Quantic Dream's David Cage recently revealed that plans for previously announced downloadable content for Heavy Rain had been put on hold. The reason? It seems Sony was more interested in the developer working to create a patch that would allow the title to be playable with its upcoming Move motion controller.
I've already played Heavy Rain with a DualShock 3 controller, the gameplay a series of on-screen button prompts that did their best to mimic in-game actions. Swing the analog stick down and around in a half circle to pick up a cup, for instance, or sit down by using an opposing but similar motion. The results were mixed, the game's narrative arguably more engaging than the actual gameplay.
Originally designed with a motion controller in mind, does Heavy Rain benefit from the use of Sony's Move? The question, for me, was answered when I had a chance to go hands on with a recent demo of Heavy Rain using move.
Heavy Rain with Move can be played with with two configurations -- a Move "wand" in one hand and a navigation controller in the other, or holding the DualShock 3 (a bit awkwardly) in one hand and the Move controller in the other. I chose the former, although I was given the option to do either, to get the "true" Move experience.
I had the opportunity to play two of the game's earliest scenes, both being the first time we meet two of the game's main characters, detective Scott Shelby and reporter Madison Paige.
The Shelby scene should be familiar to anyone who's played the game. The private eye is investigating the Origami Killer case, which leads him to a shady motel where he questions one of the victim's parents, a call girl named Lauren Winter. This particular scene, like most in Heavy Rain, can be broken down into a list of interactive actions. In this case, a few examples would be using an inhaler, knocking on a door, reaching out to keep a door from being slammed in your face, and a slew of offensive and defensive moves in a brawl.
Playing Heavy Rain with Move is not entirely unlike playing it with a standard control, with context sensitive action prompts appearing on the screen. In the case of using Move, you press down the Move button with your thumb, and then perform an approximation of the action you see on the screen. What I saw wasn't really that different than those that appeared in non-Move game -- move your arm left, move your arm up and left, etc. A few were multiple move actions, with the first prompt asking you to raise the remote and then, once it was registered, swing back down, left, right, etc. There were plenty of "shaking" actions, as well -- to use Shelby's inhaler, for instance, you'd lift the Move control and then "shake" as if you were using the medicine in real life.

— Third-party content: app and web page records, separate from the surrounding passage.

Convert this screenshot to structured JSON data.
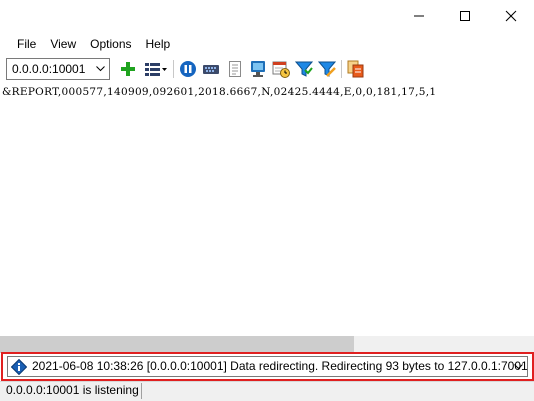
{
  "window": {
    "controls": {
      "minimize": "minimize-icon",
      "maximize": "maximize-icon",
      "close": "close-icon"
    }
  },
  "menu": {
    "items": [
      {
        "label": "File"
      },
      {
        "label": "View"
      },
      {
        "label": "Options"
      },
      {
        "label": "Help"
      }
    ]
  },
  "toolbar": {
    "address_value": "0.0.0.0:10001",
    "icons": [
      "add-icon",
      "columns-icon",
      "pause-icon",
      "serial-port-icon",
      "document-icon",
      "monitor-icon",
      "schedule-icon",
      "filter-icon",
      "filter-edit-icon",
      "copy-icon"
    ],
    "colors": {
      "add": "#1fa31f",
      "pause": "#1565c0",
      "filter": "#1e88e5"
    }
  },
  "content": {
    "line": "&REPORT,000577,140909,092601,2018.6667,N,02425.4444,E,0,0,181,17,5,1"
  },
  "log": {
    "entry": "2021-06-08 10:38:26 [0.0.0.0:10001] Data redirecting. Redirecting 93 bytes to 127.0.0.1:7001",
    "highlight_color": "#e02020"
  },
  "status": {
    "text": "0.0.0.0:10001 is listening"
  }
}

So is this any more effective or engaging than using a standard controller? I didn't think it would be, but I must admit that my answer, based on the 10 or 15 minutes of game I played, is "yes." The actions aren't one-to-one -- the game still waits for the input before reacting -- but the actions certainly make you feel more involved than simply pressing buttons on a control pad. This was particularly noticeable in some of the high intensity scenes, like when Shelby fights the biker or Madison fights off attackers in a dream sequence. The on-screen actions are already getting your heart racing, and it's likely that (depending on how "into it" you get) the Move actions will help get it moving a bit faster.
The takeaway? I wish I had played Heavy Rain with Move the first time around. Because while the experience was more absorbing, I'm not sure it's enough to get me to play through the game's story (or stories, as the case may be) again. From what I'm told, Quantic Dream isn't adding any additional content beyond Move support. But if you haven't played Heavy Rain yet, I urge you to hold off a bit -- the game will receive the update for Move support when the controller ships this fall.